Data records for software interfaces:
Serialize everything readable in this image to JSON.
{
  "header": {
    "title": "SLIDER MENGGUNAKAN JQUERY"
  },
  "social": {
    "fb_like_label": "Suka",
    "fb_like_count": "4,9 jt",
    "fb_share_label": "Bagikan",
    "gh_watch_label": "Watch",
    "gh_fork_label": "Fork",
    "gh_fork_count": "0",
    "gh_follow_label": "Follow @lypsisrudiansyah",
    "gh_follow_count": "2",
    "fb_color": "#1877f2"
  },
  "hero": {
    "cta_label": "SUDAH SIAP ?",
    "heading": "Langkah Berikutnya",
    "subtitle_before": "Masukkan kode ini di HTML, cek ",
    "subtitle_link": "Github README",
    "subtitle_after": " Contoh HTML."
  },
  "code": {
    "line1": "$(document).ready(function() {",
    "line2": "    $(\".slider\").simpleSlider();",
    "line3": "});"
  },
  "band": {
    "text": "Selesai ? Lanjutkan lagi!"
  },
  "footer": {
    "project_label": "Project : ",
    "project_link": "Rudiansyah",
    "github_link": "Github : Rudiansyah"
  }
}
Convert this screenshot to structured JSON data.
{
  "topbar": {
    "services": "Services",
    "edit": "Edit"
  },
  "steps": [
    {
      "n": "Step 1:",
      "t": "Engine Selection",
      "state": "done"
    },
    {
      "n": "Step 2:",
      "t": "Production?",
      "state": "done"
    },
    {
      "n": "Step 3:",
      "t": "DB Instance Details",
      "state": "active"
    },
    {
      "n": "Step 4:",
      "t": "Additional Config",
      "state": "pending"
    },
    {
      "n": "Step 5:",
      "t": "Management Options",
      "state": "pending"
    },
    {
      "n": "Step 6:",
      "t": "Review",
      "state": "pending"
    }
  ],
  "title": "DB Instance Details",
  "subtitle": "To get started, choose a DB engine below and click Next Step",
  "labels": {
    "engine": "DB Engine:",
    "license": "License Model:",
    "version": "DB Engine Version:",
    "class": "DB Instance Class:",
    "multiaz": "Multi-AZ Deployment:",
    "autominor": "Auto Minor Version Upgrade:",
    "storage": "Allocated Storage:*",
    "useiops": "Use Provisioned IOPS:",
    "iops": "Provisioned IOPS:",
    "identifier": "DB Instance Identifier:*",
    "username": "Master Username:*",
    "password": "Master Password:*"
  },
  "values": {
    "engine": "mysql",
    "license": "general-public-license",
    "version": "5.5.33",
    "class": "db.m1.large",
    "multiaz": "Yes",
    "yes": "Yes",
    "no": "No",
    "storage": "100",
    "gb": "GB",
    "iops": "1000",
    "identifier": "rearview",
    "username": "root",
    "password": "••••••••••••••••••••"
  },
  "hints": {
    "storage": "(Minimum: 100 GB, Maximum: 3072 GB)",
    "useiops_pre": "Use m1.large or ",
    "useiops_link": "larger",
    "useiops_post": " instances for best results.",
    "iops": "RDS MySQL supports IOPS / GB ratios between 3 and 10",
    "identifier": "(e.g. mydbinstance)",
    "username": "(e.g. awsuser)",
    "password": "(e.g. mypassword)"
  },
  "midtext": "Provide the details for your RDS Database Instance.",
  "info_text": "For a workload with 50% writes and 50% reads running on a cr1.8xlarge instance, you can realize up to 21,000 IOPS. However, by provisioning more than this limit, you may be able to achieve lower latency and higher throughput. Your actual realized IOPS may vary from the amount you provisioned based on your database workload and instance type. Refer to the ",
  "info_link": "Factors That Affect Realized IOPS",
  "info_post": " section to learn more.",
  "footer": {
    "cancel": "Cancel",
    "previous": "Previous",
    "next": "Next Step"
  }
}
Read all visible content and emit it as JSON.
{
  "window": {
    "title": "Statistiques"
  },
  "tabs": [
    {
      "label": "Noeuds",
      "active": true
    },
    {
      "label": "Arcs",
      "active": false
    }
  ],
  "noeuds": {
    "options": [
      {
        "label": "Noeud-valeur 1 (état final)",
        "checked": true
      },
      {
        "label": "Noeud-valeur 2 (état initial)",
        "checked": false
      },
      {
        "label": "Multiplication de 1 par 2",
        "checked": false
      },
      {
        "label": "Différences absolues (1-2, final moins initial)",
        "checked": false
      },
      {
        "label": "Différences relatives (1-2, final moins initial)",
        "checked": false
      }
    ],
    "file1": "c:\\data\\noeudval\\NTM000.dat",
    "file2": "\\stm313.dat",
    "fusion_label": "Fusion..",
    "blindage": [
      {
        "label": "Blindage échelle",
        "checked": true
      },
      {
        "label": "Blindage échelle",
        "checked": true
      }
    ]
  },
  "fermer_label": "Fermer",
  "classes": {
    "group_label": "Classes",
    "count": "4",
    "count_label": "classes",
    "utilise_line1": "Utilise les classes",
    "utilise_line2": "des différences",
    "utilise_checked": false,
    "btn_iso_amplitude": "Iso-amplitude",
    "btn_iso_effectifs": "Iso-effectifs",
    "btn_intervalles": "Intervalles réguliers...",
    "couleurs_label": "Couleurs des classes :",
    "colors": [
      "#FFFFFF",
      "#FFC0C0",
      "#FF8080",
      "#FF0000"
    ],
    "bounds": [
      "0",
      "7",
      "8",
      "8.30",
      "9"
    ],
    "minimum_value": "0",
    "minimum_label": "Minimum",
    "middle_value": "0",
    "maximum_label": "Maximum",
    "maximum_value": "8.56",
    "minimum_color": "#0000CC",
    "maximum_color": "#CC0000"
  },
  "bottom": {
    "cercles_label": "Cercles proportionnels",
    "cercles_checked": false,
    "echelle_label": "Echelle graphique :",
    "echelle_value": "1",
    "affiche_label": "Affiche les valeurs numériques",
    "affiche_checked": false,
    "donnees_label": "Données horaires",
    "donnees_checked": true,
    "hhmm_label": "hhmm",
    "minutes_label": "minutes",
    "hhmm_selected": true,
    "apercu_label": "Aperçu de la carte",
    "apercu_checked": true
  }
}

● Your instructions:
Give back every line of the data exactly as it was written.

● Problem solution:
Serialize everything readable in this image to JSON.
{
  "header": {
    "title": "SLIDER MENGGUNAKAN JQUERY"
  },
  "social": {
    "fb_like_label": "Suka",
    "fb_like_count": "4,9 jt",
    "fb_share_label": "Bagikan",
    "gh_watch_label": "Watch",
    "gh_fork_label": "Fork",
    "gh_fork_count": "0",
    "gh_follow_label": "Follow @lypsisrudiansyah",
    "gh_follow_count": "2",
    "fb_color": "#1877f2"
  },
  "hero": {
    "cta_label": "SUDAH SIAP ?",
    "heading": "Langkah Berikutnya",
    "subtitle_before": "Masukkan kode ini di HTML, cek ",
    "subtitle_link": "Github README",
    "subtitle_after": " Contoh HTML."
  },
  "code": {
    "line1": "$(document).ready(function() {",
    "line2": "    $(\".slider\").simpleSlider();",
    "line3": "});"
  },
  "band": {
    "text": "Selesai ? Lanjutkan lagi!"
  },
  "footer": {
    "project_label": "Project : ",
    "project_link": "Rudiansyah",
    "github_link": "Github : Rudiansyah"
  }
}
Convert this screenshot to structured JSON data.
{
  "topbar": {
    "services": "Services",
    "edit": "Edit"
  },
  "steps": [
    {
      "n": "Step 1:",
      "t": "Engine Selection",
      "state": "done"
    },
    {
      "n": "Step 2:",
      "t": "Production?",
      "state": "done"
    },
    {
      "n": "Step 3:",
      "t": "DB Instance Details",
      "state": "active"
    },
    {
      "n": "Step 4:",
      "t": "Additional Config",
      "state": "pending"
    },
    {
      "n": "Step 5:",
      "t": "Management Options",
      "state": "pending"
    },
    {
      "n": "Step 6:",
      "t": "Review",
      "state": "pending"
    }
  ],
  "title": "DB Instance Details",
  "subtitle": "To get started, choose a DB engine below and click Next Step",
  "labels": {
    "engine": "DB Engine:",
    "license": "License Model:",
    "version": "DB Engine Version:",
    "class": "DB Instance Class:",
    "multiaz": "Multi-AZ Deployment:",
    "autominor": "Auto Minor Version Upgrade:",
    "storage": "Allocated Storage:*",
    "useiops": "Use Provisioned IOPS:",
    "iops": "Provisioned IOPS:",
    "identifier": "DB Instance Identifier:*",
    "username": "Master Username:*",
    "password": "Master Password:*"
  },
  "values": {
    "engine": "mysql",
    "license": "general-public-license",
    "version": "5.5.33",
    "class": "db.m1.large",
    "multiaz": "Yes",
    "yes": "Yes",
    "no": "No",
    "storage": "100",
    "gb": "GB",
    "iops": "1000",
    "identifier": "rearview",
    "username": "root",
    "password": "••••••••••••••••••••"
  },
  "hints": {
    "storage": "(Minimum: 100 GB, Maximum: 3072 GB)",
    "useiops_pre": "Use m1.large or ",
    "useiops_link": "larger",
    "useiops_post": " instances for best results.",
    "iops": "RDS MySQL supports IOPS / GB ratios between 3 and 10",
    "identifier": "(e.g. mydbinstance)",
    "username": "(e.g. awsuser)",
    "password": "(e.g. mypassword)"
  },
  "midtext": "Provide the details for your RDS Database Instance.",
  "info_text": "For a workload with 50% writes and 50% reads running on a cr1.8xlarge instance, you can realize up to 21,000 IOPS. However, by provisioning more than this limit, you may be able to achieve lower latency and higher throughput. Your actual realized IOPS may vary from the amount you provisioned based on your database workload and instance type. Refer to the ",
  "info_link": "Factors That Affect Realized IOPS",
  "info_post": " section to learn more.",
  "footer": {
    "cancel": "Cancel",
    "previous": "Previous",
    "next": "Next Step"
  }
}
Read all visible content and emit it as JSON.
{
  "window": {
    "title": "Statistiques"
  },
  "tabs": [
    {
      "label": "Noeuds",
      "active": true
    },
    {
      "label": "Arcs",
      "active": false
    }
  ],
  "noeuds": {
    "options": [
      {
        "label": "Noeud-valeur 1 (état final)",
        "checked": true
      },
      {
        "label": "Noeud-valeur 2 (état initial)",
        "checked": false
      },
      {
        "label": "Multiplication de 1 par 2",
        "checked": false
      },
      {
        "label": "Différences absolues (1-2, final moins initial)",
        "checked": false
      },
      {
        "label": "Différences relatives (1-2, final moins initial)",
        "checked": false
      }
    ],
    "file1": "c:\\data\\noeudval\\NTM000.dat",
    "file2": "\\stm313.dat",
    "fusion_label": "Fusion..",
    "blindage": [
      {
        "label": "Blindage échelle",
        "checked": true
      },
      {
        "label": "Blindage échelle",
        "checked": true
      }
    ]
  },
  "fermer_label": "Fermer",
  "classes": {
    "group_label": "Classes",
    "count": "4",
    "count_label": "classes",
    "utilise_line1": "Utilise les classes",
    "utilise_line2": "des différences",
    "utilise_checked": false,
    "btn_iso_amplitude": "Iso-amplitude",
    "btn_iso_effectifs": "Iso-effectifs",
    "btn_intervalles": "Intervalles réguliers...",
    "couleurs_label": "Couleurs des classes :",
    "colors": [
      "#FFFFFF",
      "#FFC0C0",
      "#FF8080",
      "#FF0000"
    ],
    "bounds": [
      "0",
      "7",
      "8",
      "8.30",
      "9"
    ],
    "minimum_value": "0",
    "minimum_label": "Minimum",
    "middle_value": "0",
    "maximum_label": "Maximum",
    "maximum_value": "8.56",
    "minimum_color": "#0000CC",
    "maximum_color": "#CC0000"
  },
  "bottom": {
    "cercles_label": "Cercles proportionnels",
    "cercles_checked": false,
    "echelle_label": "Echelle graphique :",
    "echelle_value": "1",
    "affiche_label": "Affiche les valeurs numériques",
    "affiche_checked": false,
    "donnees_label": "Données horaires",
    "donnees_checked": true,
    "hhmm_label": "hhmm",
    "minutes_label": "minutes",
    "hhmm_selected": true,
    "apercu_label": "Aperçu de la carte",
    "apercu_checked": true
  }
}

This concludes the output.